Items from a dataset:
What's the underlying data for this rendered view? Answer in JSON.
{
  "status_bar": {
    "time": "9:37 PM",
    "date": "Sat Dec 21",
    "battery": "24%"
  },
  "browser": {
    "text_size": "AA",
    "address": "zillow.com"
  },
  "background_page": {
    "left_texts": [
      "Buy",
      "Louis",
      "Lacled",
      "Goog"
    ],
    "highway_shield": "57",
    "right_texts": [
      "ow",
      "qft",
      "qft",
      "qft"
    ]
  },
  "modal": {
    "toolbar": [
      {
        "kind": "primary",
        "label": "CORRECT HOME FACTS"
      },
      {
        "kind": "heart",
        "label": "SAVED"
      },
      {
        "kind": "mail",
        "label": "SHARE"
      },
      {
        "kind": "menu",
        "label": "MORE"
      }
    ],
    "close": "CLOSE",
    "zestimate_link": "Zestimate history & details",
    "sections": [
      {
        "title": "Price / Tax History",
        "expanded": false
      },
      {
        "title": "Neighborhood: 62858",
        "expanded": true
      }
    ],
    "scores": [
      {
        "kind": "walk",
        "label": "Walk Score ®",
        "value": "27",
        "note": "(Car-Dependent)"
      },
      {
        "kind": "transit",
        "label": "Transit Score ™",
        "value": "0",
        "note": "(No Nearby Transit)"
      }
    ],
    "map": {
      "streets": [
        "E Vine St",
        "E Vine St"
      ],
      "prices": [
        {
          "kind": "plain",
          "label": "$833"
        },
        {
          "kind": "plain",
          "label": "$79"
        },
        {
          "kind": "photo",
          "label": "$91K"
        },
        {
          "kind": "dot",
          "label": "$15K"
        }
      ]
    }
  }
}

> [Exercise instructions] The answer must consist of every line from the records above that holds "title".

> [Response for this exercise]
        "title": "Price / Tax History",
        "title": "Neighborhood: 62858",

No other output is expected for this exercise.